What you are asked to do: Extract each line of the records below that contains the word "Days".

[Component data from apps and pages]

━━━━

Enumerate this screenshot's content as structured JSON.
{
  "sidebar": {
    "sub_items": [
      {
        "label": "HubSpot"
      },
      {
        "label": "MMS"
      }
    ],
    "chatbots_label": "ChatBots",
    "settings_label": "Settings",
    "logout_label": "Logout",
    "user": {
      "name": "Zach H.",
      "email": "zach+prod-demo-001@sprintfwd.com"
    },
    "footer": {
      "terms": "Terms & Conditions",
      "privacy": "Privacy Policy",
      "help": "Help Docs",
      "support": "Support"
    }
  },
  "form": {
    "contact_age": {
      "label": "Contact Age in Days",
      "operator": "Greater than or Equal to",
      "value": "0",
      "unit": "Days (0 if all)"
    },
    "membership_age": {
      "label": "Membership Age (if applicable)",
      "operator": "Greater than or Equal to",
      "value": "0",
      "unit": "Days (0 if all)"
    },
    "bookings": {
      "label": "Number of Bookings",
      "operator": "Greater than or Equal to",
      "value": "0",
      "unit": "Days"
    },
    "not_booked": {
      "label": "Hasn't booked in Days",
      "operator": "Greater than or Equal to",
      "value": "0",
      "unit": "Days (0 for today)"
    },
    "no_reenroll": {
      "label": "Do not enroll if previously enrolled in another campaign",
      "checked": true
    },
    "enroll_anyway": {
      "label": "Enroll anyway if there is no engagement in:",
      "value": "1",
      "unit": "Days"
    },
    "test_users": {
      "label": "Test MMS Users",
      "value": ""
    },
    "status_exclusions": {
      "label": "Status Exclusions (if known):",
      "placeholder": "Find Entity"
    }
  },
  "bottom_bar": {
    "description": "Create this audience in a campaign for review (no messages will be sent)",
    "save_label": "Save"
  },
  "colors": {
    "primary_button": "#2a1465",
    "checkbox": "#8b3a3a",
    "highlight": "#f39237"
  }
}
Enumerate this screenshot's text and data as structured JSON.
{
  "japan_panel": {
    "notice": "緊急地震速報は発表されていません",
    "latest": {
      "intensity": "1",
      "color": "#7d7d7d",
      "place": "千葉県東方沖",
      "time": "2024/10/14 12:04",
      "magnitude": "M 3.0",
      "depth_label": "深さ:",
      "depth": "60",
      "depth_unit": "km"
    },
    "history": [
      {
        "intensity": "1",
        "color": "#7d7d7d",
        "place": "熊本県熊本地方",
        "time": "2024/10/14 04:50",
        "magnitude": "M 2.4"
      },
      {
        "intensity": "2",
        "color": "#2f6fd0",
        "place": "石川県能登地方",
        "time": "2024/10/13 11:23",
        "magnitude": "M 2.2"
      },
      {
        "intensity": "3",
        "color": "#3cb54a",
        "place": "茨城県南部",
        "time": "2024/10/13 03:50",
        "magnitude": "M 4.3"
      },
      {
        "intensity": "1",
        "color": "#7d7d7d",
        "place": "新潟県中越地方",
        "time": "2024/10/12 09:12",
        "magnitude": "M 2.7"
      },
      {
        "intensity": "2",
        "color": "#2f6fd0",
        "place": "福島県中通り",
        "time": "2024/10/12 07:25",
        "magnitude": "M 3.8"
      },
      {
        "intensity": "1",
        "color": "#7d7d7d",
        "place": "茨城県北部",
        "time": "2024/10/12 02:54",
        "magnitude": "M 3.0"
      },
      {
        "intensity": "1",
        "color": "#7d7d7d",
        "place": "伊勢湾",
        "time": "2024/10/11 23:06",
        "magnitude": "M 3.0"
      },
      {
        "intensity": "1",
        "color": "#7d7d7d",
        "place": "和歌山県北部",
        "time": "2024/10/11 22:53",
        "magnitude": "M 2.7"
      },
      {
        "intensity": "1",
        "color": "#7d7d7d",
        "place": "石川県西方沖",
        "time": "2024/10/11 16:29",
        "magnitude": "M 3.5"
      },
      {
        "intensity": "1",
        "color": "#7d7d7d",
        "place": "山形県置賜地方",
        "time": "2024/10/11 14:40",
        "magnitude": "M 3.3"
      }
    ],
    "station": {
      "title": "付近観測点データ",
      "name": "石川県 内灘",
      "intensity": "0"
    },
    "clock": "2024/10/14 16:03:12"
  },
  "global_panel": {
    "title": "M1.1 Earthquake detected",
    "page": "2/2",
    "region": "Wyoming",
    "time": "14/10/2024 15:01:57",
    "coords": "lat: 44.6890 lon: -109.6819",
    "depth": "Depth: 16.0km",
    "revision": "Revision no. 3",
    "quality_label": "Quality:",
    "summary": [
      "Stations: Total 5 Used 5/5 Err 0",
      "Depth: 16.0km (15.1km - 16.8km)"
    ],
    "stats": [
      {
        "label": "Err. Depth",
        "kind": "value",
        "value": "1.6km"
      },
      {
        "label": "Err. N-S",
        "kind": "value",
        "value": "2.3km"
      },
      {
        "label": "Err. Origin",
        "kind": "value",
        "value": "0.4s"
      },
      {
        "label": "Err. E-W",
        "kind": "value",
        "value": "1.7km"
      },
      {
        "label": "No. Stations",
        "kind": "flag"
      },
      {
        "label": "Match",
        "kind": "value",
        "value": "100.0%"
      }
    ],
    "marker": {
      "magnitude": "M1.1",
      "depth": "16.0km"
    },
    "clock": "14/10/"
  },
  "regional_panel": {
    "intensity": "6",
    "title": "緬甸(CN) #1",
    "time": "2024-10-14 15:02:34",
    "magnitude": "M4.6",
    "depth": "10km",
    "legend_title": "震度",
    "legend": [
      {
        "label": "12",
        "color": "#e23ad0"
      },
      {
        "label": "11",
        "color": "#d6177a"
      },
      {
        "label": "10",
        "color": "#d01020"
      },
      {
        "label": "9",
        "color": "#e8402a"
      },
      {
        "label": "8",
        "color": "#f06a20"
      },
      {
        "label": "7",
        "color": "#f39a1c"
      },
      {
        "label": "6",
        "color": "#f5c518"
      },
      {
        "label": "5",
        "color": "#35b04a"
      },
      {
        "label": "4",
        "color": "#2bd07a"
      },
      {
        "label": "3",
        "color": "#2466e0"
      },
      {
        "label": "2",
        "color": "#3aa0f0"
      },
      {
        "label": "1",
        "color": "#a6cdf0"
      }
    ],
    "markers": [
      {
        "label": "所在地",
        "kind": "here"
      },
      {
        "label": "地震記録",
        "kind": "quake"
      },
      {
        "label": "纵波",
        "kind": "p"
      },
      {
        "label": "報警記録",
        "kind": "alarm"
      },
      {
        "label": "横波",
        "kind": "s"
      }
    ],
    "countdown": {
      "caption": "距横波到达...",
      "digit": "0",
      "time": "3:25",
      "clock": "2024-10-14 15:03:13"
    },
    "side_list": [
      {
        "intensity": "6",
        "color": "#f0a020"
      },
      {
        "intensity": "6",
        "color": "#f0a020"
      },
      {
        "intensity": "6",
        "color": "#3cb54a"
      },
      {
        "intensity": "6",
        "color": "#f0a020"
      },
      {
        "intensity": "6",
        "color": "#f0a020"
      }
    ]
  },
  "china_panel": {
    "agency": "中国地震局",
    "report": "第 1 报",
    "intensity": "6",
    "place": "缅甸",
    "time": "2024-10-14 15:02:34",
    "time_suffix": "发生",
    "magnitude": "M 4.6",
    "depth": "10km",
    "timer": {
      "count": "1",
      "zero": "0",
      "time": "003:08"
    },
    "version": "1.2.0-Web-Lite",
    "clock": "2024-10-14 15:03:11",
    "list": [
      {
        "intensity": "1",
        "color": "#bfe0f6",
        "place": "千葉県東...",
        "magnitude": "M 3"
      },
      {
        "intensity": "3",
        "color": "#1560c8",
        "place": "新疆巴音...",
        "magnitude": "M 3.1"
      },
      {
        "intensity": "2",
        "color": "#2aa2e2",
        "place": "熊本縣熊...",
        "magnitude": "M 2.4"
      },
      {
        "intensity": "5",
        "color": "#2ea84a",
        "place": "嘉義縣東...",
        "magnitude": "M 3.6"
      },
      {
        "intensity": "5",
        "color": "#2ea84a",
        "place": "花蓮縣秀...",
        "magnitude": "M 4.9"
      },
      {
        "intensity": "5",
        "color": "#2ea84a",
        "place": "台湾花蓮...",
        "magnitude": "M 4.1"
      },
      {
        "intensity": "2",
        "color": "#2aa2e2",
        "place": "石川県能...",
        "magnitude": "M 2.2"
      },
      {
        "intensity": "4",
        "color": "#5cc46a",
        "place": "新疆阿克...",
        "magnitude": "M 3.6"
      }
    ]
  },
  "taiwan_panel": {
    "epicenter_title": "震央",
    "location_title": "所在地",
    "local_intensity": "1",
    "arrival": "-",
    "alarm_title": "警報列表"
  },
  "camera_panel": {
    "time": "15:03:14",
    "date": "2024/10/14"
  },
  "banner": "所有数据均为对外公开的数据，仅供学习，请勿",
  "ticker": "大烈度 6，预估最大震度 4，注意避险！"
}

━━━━

Result for this exercise:
      "label": "Contact Age in Days",
      "unit": "Days (0 if all)"
      "unit": "Days (0 if all)"
      "unit": "Days"
      "label": "Hasn't booked in Days",
      "unit": "Days (0 for today)"
      "unit": "Days"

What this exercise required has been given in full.